* _Exercise description_: Where the string "Entries" shows up in a line of the records, copy that line.

* _Material shown_:

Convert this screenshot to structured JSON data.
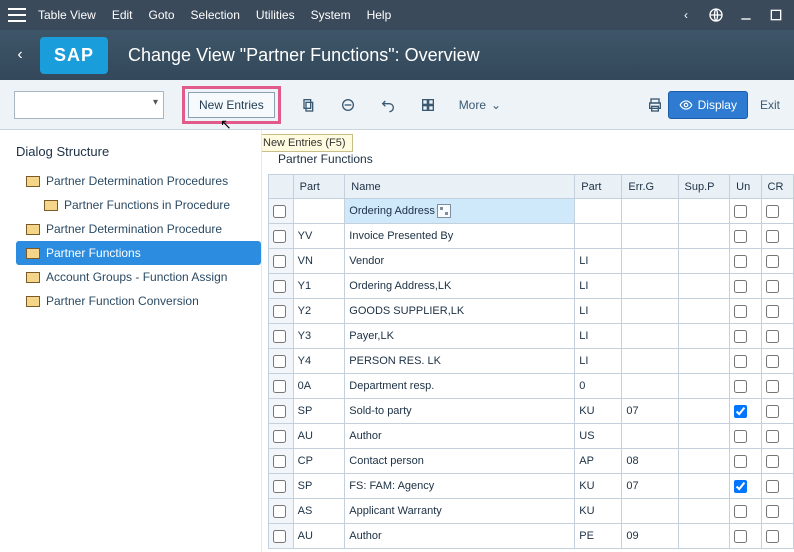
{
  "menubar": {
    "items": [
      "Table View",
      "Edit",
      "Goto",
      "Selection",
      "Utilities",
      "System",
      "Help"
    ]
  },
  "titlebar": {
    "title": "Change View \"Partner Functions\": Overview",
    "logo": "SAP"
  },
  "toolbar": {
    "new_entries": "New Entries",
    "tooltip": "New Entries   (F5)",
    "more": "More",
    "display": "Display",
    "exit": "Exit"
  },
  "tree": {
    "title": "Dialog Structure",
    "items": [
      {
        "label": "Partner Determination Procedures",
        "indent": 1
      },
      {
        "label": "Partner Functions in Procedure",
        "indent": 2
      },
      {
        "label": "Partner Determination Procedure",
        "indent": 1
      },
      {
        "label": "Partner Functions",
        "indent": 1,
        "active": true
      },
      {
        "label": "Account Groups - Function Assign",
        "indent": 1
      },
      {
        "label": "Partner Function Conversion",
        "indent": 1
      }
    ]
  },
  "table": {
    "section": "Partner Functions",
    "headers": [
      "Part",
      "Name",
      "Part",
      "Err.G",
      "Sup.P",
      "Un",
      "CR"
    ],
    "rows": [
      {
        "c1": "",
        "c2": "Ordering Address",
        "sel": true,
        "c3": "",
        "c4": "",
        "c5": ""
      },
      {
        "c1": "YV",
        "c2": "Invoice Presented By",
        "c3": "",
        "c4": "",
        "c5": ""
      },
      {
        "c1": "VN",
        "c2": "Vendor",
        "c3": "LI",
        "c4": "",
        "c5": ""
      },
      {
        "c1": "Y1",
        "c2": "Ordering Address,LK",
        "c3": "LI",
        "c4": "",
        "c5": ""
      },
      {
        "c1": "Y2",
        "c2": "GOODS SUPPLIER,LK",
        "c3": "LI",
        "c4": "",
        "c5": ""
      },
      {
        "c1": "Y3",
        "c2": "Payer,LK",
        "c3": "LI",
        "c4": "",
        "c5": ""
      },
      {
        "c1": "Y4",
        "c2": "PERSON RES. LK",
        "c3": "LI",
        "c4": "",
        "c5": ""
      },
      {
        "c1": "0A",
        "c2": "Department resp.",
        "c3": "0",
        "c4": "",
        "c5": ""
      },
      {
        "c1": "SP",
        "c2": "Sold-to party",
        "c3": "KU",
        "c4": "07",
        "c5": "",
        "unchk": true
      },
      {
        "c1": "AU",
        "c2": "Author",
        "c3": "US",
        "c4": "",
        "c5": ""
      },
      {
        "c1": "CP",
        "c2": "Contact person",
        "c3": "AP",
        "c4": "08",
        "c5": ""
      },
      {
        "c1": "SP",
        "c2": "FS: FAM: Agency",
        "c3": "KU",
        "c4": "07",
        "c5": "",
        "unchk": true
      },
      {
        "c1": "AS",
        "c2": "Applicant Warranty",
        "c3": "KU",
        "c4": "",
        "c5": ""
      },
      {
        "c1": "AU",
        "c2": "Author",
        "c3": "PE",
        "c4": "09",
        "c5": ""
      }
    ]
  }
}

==

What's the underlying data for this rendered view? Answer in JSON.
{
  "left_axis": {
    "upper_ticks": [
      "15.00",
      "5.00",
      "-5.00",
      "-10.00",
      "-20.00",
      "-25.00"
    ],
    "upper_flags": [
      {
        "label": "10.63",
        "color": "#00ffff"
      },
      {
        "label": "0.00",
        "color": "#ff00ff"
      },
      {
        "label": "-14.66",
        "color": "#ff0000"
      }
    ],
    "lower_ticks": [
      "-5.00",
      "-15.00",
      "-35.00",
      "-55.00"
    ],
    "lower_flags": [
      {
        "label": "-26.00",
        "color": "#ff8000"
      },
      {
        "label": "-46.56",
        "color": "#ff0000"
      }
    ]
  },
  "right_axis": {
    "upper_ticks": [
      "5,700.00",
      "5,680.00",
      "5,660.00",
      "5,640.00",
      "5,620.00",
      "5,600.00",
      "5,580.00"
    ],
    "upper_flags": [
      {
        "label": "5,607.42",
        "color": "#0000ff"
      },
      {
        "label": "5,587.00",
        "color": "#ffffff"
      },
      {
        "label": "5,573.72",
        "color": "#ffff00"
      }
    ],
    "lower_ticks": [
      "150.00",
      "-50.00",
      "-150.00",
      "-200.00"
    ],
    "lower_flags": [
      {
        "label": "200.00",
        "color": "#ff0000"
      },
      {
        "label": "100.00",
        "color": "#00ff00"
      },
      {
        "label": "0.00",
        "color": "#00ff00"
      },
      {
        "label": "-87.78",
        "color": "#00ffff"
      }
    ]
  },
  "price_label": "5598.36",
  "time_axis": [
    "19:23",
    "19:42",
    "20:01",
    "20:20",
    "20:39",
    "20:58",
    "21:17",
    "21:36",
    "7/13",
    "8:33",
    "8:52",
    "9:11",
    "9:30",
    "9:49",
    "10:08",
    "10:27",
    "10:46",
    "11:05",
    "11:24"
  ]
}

* _Written response_:
    "new_entries": "New Entries",
    "tooltip": "New Entries   (F5)",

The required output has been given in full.